A key sequence in the preceding Men of Tomorrow saw this relatively novice Superman discovering what had throughout his publishing history been referred to as heat vision, but now rebranded as a solar flare. It’s an immense eruption of power, tying into Superman’s abilities being conferred by the rays from a yellow sun, but can leave him temporarily bereft of super powers. The opening chapter investigates this in the company of the Justice League, which is an extremely rare writing job from John Romita Jr. Very competent it is, setting up the later arrival of Gene Luen Yang as writer.
Yang may not seem the obvious choice given his previous track record with very good, but more personal graphic novels. His interpretation of Superman is kick started by Clark Kent receiving anonymous phone messages making it very clear that someone’s aware of his dual identity, and from there Yang moves forward with the proposition that information is the new powerball. That idea is explored via a company named HORDR. The name is terrible, but their methods and application of technology are refreshing in a Superman graphic novel. Some ethnic diversity’s no bad thing either, although that’s rather hammered home with a comment about attitude.
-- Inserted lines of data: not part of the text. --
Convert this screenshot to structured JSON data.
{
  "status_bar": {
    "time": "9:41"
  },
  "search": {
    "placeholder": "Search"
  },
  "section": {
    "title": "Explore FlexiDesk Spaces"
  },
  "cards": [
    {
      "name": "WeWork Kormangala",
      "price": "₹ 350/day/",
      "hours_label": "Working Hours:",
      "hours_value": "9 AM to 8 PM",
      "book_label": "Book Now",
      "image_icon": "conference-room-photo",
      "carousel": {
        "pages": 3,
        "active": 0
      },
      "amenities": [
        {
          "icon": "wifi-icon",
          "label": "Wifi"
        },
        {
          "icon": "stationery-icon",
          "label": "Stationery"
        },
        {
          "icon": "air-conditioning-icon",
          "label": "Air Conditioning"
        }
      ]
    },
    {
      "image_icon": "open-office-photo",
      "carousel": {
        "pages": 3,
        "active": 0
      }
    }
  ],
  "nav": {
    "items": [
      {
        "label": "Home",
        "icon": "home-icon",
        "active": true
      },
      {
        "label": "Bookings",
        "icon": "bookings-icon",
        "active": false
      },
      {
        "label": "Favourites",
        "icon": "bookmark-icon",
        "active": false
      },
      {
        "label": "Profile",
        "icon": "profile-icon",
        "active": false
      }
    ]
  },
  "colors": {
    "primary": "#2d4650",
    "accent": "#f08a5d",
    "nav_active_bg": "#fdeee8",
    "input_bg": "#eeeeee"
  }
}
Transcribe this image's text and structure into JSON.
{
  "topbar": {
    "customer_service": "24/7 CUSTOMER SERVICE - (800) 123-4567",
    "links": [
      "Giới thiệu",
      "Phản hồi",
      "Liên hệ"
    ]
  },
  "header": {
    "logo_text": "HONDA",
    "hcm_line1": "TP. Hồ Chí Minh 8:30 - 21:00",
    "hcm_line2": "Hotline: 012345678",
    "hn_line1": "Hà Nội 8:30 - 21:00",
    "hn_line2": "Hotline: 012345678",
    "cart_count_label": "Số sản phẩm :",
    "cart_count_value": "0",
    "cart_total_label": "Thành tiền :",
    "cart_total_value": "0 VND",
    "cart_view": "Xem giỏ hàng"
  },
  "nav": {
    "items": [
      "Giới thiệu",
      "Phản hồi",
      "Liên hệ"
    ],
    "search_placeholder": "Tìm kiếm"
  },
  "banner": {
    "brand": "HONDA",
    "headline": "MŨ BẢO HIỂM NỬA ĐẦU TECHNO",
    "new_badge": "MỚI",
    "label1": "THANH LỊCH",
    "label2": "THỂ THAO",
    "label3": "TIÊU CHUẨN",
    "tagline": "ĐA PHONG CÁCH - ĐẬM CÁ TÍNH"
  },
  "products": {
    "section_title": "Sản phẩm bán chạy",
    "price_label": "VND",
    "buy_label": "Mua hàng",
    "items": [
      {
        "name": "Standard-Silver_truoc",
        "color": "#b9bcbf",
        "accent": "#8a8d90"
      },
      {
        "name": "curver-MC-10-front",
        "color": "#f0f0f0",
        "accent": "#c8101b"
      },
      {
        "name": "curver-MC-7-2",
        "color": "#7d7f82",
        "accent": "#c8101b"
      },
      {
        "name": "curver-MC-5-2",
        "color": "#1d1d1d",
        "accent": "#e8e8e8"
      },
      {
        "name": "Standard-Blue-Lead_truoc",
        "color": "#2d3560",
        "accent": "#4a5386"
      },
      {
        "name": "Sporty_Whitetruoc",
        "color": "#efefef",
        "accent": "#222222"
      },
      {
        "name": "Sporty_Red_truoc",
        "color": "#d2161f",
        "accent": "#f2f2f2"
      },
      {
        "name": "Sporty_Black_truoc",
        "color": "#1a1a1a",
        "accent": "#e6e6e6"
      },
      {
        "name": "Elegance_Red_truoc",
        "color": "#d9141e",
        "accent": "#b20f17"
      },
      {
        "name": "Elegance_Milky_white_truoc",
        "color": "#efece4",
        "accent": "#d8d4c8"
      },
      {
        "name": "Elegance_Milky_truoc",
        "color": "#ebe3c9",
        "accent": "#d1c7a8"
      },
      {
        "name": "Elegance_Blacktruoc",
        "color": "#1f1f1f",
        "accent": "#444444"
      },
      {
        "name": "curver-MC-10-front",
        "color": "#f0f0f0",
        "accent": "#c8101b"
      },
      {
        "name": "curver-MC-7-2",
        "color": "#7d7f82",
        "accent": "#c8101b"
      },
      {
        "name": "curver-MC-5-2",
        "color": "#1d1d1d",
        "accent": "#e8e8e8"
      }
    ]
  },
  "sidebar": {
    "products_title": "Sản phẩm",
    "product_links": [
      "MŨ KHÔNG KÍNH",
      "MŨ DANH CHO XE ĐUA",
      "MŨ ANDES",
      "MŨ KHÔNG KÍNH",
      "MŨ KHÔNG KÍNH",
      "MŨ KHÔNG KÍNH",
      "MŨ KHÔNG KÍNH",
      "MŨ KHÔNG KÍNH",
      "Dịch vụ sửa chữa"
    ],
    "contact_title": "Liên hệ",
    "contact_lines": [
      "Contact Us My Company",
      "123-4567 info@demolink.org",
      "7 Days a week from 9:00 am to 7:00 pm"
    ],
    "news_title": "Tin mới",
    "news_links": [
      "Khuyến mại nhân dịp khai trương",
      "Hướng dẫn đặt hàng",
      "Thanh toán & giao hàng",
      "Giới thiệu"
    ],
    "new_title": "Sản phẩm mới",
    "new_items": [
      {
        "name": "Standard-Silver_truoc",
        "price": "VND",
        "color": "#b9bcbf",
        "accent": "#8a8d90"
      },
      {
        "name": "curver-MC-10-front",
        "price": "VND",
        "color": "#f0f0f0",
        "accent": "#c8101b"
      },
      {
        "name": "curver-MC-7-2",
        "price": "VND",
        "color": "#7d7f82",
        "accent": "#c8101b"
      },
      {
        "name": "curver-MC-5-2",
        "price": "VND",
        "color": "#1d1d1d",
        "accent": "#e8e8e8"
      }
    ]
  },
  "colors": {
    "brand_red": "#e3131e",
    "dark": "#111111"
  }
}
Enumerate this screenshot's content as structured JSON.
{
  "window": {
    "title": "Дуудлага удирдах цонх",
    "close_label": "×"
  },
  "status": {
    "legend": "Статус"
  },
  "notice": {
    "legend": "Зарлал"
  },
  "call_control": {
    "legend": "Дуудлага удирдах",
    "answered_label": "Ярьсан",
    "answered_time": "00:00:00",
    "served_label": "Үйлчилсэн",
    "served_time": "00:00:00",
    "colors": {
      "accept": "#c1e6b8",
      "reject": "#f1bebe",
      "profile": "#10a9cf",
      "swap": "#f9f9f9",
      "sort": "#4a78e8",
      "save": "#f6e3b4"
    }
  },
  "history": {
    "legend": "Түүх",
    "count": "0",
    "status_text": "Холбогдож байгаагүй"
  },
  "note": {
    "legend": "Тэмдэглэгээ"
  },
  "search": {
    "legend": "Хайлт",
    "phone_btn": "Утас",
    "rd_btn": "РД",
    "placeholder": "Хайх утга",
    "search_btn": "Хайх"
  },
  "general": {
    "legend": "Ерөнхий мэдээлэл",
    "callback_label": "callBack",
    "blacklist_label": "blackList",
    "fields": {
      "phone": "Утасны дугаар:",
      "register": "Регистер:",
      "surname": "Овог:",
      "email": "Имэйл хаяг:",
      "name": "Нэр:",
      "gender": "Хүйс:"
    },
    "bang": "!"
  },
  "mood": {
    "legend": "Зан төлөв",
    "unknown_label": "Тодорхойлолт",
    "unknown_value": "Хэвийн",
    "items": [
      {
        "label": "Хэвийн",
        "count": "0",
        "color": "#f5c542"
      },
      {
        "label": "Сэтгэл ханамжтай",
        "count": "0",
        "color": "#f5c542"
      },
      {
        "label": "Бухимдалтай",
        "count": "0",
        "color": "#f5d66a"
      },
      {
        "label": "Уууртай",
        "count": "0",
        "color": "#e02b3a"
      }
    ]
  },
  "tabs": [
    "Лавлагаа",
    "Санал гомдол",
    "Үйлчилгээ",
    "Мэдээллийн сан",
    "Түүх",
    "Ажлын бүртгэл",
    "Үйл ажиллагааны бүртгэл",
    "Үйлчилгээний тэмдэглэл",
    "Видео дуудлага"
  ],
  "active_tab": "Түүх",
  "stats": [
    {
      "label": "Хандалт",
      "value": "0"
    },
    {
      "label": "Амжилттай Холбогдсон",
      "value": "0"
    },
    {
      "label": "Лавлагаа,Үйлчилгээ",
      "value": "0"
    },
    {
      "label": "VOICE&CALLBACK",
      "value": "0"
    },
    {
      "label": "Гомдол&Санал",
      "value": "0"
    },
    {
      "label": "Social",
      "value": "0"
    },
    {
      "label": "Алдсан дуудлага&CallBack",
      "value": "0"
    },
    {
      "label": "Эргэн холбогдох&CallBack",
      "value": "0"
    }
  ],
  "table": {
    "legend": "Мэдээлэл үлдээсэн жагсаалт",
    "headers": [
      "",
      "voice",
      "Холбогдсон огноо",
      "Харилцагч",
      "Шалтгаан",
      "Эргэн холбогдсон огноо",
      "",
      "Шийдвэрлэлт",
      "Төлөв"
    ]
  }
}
Yet Yang’s approach isn’t without problems. Lois Lane discovering Clark Kent’s dual identity offers new plot possibilities, but in terms of her journalistic instincts instituting a big reveal where and when she does just isn’t credible. Yang knows where the plot is going, but this is an oversight. In other places the plot is just too convenient, but Yang takes it into new territory that’s further investigated in Return to Glory, inordinately complicating Superman’s life.
After such a long and distinguished career it might be considered that Romita Jr no longer has the capacity to surprise, that we’re all familiar with his repertoire, and that’s absolutely not the case. The visual effects he designs to represent the advanced technology look really cool, and his Superman is superbly depicted as a lithe and graceful individual. Beyond the halfway point the story takes a relatively mundane sweep through Superman’s minor villains, and Romita Jr elevates this standard material.
Overall, Yang’s transition from writing his own projects to major league superheroes isn’t entirely smooth. The ideas behind the plot are interesting, but much of the content is ordinary.